- Last Updated: 21 January 2016 21 January 2016
Finding a Health Care Provider
Most of us with ME/CFS or FM can appreciate that finding a caring and capable doctor can be half the battle. This can be quite a frustrating and disappointing process. Patients will gain more (more help, less frustration) if they set realistic expectations and employ certain strategies to make the most of what is available to them. It is also important for patients to become aware about some of the factors driving the current problems in healthcare.
Many states (Massachusetts, in particular) are suffering a significant shortage of primary care physicians mainly due to fewer medical students going into primary care, since they are being paid a much lower income in this field and many doctors are becoming overwhelmed by tighter schedules and higher patient quotas imposed on them. As a result, many established doctors are leaving this field and some have set up private practices which operate on annual cash retainers (i.e. "boutique" or "concierge" medicine).
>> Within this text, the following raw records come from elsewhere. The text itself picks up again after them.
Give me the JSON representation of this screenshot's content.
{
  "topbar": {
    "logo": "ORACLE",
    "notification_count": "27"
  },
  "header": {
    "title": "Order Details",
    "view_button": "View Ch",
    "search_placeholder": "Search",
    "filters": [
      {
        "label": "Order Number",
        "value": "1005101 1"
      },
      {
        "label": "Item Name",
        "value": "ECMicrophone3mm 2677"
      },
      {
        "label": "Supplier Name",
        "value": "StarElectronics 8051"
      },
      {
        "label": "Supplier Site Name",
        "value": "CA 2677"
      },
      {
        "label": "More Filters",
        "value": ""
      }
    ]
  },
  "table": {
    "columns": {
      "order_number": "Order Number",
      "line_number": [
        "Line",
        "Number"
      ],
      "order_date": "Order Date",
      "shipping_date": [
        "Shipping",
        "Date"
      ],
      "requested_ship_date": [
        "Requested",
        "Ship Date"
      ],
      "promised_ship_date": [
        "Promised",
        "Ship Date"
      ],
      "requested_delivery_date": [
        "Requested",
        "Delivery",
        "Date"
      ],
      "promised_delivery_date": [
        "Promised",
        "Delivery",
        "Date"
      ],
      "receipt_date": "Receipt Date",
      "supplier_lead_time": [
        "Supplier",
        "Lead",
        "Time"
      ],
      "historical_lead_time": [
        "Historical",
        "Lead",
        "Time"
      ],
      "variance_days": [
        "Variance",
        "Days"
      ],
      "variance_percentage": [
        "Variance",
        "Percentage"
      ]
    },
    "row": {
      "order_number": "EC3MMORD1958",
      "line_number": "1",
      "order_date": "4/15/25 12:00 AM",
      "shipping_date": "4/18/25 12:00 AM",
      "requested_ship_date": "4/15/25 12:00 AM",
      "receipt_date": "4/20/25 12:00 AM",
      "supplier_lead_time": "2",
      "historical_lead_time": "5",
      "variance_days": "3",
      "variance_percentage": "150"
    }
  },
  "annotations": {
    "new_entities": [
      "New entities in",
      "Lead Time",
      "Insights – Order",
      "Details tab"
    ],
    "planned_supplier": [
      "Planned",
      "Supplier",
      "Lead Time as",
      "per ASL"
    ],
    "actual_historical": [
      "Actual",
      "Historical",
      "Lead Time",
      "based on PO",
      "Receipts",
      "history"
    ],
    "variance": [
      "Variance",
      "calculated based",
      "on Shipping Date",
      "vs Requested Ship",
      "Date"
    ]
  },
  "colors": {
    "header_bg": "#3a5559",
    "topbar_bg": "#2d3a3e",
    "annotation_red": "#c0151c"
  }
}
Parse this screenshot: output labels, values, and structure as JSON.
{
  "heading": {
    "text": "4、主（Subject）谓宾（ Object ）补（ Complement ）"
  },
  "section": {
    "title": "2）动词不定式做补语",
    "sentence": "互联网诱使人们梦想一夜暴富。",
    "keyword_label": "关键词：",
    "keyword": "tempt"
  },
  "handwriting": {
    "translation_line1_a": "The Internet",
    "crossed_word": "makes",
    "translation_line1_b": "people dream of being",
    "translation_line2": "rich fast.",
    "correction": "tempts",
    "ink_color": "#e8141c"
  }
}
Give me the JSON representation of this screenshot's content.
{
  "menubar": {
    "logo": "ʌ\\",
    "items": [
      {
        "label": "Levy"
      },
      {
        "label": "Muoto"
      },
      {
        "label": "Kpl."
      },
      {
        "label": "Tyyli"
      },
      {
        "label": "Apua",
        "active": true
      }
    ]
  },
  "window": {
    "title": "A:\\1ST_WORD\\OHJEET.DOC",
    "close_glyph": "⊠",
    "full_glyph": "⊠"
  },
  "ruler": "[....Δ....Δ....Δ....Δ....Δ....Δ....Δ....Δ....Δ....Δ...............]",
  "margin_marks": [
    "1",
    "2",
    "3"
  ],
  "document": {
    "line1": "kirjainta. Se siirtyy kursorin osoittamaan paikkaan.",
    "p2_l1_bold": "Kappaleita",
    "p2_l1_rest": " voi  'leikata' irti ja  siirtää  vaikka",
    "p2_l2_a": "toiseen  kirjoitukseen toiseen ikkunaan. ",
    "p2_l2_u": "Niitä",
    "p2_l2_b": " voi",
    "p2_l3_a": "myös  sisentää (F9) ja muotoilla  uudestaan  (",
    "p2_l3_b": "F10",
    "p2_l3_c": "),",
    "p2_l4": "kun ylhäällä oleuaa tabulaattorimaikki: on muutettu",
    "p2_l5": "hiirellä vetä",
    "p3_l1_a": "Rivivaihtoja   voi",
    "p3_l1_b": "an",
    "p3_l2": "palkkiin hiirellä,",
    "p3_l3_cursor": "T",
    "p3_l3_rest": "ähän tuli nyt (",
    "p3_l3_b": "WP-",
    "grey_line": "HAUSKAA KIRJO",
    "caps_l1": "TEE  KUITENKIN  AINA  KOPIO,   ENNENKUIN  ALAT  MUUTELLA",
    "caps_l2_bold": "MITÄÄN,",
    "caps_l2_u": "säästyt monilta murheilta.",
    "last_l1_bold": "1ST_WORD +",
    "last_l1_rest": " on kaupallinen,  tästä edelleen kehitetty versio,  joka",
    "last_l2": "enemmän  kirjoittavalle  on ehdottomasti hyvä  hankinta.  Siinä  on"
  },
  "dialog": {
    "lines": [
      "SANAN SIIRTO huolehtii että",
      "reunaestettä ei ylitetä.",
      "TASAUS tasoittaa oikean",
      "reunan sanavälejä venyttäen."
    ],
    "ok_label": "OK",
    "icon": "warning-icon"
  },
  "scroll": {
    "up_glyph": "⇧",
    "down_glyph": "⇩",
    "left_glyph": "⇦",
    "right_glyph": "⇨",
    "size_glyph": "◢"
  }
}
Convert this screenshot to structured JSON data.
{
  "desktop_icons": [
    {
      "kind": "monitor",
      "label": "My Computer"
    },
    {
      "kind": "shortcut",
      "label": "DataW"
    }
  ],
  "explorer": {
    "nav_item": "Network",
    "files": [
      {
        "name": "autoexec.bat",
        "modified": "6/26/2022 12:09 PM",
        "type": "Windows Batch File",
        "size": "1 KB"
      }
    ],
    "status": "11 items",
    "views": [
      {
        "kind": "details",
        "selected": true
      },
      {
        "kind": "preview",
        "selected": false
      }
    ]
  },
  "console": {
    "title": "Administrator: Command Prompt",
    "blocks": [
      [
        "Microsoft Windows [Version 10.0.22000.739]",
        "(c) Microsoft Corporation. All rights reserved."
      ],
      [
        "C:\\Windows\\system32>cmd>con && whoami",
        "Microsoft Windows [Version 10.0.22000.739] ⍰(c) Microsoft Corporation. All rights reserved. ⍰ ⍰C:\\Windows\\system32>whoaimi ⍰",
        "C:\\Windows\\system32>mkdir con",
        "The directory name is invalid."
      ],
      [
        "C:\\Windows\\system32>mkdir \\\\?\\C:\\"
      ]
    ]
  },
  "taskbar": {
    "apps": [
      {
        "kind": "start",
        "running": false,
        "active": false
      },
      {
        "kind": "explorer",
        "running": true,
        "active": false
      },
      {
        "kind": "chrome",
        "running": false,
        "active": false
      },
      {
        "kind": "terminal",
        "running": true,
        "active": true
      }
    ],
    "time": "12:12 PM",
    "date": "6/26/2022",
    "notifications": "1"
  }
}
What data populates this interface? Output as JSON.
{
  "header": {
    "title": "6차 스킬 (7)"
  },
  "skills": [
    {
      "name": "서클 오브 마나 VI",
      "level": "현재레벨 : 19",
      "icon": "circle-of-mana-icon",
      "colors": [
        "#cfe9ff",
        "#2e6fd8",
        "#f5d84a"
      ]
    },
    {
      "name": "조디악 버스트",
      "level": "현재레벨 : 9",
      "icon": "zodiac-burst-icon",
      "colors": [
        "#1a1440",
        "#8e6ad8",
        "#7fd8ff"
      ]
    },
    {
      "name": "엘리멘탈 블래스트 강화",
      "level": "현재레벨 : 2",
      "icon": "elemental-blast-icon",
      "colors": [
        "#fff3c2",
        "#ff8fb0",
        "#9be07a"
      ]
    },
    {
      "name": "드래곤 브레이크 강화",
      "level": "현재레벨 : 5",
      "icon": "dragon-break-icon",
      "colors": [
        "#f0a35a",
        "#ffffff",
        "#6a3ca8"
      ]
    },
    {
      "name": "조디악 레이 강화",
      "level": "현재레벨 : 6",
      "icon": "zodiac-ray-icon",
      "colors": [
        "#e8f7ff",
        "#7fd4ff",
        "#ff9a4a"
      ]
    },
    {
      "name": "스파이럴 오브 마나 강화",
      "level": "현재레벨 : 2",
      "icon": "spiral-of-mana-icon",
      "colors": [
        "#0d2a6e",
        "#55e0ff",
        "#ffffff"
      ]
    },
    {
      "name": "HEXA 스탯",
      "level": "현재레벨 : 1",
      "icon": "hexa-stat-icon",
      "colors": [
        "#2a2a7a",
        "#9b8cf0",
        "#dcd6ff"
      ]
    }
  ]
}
Many chronically ill people are often covered under Medicare provisions and/or Medicaid (a medical benefits program administered by states and subsidized by the federal government). Be aware that Medicaid is not accepted by all doctors due to very low reimbursement rates being reported.
So, what we all are left with is a healthcare system which is certainly not fair nor easy. Thus it becomes all the more important for patients to learn how to make the most of what is available to them.
Primary care physicians (PCPs), most often internists, but who can also be general or family practitioners or doctors who specialize in geriatric or pediatric care, are usually the first point of consultation. Patients, especially those who have developed chronic and multiple health problems, really need someone to help oversee things and guide them along, especially when they are too sick to do so on their own.
A capable, open-minded PCP can be quite instrumental in helping patients connect with other doctors (even if they themselves are not highly knowledgeable about ME/CFS or FM) who can evaluate, order appropriate tests, and recommend treatments to minimize symptoms, reduce exacerbations and improve daily function.
It is highly unlikely that any single healthcare provider is able to adequately address all of medical issues found in ME/CFS or FM. These illnesses are complicated, affect many body systems, and respond best to a multi-pronged treatment approach.
Specialists can get the ball rolling but, by and large, they do not get involved with ongoing care. Therefore, this highlights the need and benefit of finding a good PCP and learning how to work with him or her.
There are things patients should look for in primary care physicians and some things which are reasonable to expect from them as well as ways for patients to make the best use of time spent with their doctor.